Records contained in a dataset:
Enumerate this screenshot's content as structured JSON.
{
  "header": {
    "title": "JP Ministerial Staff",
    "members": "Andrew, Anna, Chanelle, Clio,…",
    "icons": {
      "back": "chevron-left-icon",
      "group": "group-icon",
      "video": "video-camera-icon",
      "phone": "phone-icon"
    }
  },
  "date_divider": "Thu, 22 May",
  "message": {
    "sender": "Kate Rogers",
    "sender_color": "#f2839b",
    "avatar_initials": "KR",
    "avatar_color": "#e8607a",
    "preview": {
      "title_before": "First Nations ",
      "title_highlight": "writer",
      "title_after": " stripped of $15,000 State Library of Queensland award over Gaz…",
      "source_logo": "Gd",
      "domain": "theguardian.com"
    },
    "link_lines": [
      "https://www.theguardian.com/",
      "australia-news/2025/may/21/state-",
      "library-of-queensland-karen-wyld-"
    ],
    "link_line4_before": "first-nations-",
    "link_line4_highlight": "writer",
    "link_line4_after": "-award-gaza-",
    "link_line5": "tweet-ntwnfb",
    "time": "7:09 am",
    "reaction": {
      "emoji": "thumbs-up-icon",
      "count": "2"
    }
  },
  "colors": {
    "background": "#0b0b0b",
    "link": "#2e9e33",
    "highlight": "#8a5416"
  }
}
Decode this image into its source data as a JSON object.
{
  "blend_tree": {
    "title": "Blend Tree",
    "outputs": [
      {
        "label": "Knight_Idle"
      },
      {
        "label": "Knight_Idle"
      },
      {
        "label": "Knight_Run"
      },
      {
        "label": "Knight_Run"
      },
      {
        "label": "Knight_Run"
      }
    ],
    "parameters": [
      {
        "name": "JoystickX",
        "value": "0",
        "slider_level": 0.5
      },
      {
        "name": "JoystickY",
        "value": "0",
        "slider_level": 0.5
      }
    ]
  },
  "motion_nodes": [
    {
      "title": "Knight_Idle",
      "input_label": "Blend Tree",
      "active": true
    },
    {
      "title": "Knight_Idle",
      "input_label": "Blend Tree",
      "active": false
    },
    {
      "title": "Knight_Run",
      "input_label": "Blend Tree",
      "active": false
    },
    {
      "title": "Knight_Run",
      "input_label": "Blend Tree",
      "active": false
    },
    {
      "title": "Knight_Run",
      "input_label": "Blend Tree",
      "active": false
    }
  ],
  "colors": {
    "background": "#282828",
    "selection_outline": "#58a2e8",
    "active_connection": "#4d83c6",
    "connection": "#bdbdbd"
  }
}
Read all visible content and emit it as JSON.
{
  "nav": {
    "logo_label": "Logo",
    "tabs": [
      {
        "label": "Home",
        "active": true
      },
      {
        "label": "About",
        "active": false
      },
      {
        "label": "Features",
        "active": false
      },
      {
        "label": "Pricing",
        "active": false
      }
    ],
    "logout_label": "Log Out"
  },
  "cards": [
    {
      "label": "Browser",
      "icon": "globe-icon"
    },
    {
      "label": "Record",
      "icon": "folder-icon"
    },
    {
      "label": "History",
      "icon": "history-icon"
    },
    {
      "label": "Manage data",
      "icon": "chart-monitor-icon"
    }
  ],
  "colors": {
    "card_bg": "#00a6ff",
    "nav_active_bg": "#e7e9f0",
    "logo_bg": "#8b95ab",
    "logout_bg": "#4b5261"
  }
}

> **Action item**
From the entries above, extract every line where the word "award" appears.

> **Task output**
      "title_after": " stripped of $15,000 State Library of Queensland award over Gaz…",
    "link_line4_after": "-award-gaza-",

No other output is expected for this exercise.